create table customer (c_id int primary key, c_state char (2), c_gender char (1), .... );

create bitmap index c_gender on customer (c_gender);
create bitmap index c_state on customer (c_state);

Bitmap indices offer space savings of up to 1000 x in some cases and specially for large tables the savings in I/O can be very significant.

A bitmap index can only be used on tables with an integer primary key or in other situations where the last effective key part of the index is an integer. This is understandable since a bitmap index uses a bitmap for representing the values of the last key part, thus having one bitmap for each distinct combination of leading key parts. In the above example, the customer table has an integer c_id column as primary key and a character for the customer's gender and a 2 character field for the state where the customer is located. Thus, to count all the male customers in Massachusetts, one will take the males bitmap and the MA bitmap and perform a bitwise AND of the two. This will have a 1 bit corresponding to the c_id of each male customer in Massachusetts.

We also note that in order to do the count, the customer table itself does not even have to be referenced, as the bitmaps hold all the information. Even if the table did have to be referenced, for example for adding up the outstanding credit of all male customers in Massachusetts, the bitwise AND could be done first and only the relevant rows would have to be retrieved from the table itself.

Virtuoso's implementation of bitmap indices is designed to work efficiently even when the leading key parts have relatively high cardinality, i.e. many distinct values, causing there to be a large number of mostly empty bitmaps. Of course, if each bitmap has only one bit set, for example if every customer is in a different state, there is no benefit to bitmap indices. On the other hand, there is also almost no penalty, only 6 bytes more per index entry than for a regular index. Therefore, for any non-unique key where bitmap indices are applicable, even if there are only a few repeated values, bitmap indices are a safe choice. If there are at least 2 times more rows than distinct values of the keys, space savings are certain.

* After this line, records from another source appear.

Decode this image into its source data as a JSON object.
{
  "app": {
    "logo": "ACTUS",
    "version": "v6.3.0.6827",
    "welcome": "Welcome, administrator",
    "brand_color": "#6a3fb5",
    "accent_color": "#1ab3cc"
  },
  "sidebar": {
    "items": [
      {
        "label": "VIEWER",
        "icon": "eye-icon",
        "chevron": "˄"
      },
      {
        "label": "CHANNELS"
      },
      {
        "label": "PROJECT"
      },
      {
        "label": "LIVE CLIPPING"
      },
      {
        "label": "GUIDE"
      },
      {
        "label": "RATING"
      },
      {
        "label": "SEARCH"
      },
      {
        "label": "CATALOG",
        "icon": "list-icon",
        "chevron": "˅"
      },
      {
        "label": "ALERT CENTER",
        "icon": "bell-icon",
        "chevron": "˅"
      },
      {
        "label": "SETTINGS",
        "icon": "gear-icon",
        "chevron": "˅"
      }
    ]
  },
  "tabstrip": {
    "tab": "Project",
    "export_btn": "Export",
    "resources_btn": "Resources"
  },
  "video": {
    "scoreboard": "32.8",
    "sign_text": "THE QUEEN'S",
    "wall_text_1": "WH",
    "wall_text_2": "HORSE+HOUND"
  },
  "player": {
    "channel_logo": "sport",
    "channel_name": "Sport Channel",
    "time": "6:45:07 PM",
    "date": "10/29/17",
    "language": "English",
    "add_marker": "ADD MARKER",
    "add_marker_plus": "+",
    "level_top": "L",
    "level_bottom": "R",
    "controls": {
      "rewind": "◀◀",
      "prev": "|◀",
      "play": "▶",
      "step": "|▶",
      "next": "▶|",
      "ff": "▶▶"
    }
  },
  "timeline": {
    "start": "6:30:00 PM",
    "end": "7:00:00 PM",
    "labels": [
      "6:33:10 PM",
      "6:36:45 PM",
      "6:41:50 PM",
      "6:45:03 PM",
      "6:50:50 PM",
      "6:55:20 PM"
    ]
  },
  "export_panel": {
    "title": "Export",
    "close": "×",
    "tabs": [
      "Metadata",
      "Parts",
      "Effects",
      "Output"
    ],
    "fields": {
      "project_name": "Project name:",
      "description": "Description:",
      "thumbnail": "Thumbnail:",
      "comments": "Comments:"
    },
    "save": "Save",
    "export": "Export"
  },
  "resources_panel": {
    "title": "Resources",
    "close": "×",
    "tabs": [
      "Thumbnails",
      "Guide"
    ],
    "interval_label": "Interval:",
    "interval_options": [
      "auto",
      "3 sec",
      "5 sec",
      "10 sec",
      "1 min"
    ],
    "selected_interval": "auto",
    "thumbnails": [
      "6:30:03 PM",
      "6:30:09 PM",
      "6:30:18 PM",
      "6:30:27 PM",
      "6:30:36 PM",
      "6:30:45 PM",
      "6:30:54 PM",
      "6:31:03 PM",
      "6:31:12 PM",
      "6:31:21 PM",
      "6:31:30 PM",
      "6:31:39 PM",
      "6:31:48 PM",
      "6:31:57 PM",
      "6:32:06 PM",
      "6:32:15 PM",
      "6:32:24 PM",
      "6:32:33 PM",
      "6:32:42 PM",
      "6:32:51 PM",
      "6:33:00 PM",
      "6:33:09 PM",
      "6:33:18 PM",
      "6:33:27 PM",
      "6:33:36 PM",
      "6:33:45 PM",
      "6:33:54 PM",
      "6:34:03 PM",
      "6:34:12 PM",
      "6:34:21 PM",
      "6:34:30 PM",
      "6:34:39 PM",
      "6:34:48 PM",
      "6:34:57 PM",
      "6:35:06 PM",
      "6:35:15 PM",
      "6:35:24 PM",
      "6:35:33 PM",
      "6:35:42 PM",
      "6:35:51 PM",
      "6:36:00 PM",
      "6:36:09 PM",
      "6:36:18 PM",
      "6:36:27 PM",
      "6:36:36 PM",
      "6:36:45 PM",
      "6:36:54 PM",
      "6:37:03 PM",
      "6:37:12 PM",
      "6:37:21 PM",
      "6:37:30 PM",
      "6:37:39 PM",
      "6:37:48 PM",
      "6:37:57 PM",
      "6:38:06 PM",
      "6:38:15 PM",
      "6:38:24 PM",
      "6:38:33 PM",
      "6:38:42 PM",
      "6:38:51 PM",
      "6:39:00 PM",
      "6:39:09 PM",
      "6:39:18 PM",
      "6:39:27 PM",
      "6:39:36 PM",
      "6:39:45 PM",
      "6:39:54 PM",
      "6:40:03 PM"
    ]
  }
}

A bitmap index may have any number of key parts of any type, provided that the last effective part is an integer or and IRI id. The last key parts of an index are those primary key parts that do not occur elsewhere in the key. Thus, if the primary key is a single integer, bitmap indices are always applicable. However, supposing the primary key were an integer plus a string, it would be possible to make a bitmap index where the string were first, followed by the integer. This would make sense and save space if the string were not unique by itself. As another example, the RDF_QUAD system table, the default location of the Virtuoso RDF triple store, has the columns P, G, O and S, where all are IRI ID's, except for O which is ANY. Thus, The primary key is the concatenation of all columns, by default in the order GSPO. There is another key in the order PGOS which can be implemented as a bitmap index because S is an IRI ID, hence integer-like for purposes of bitmap indices.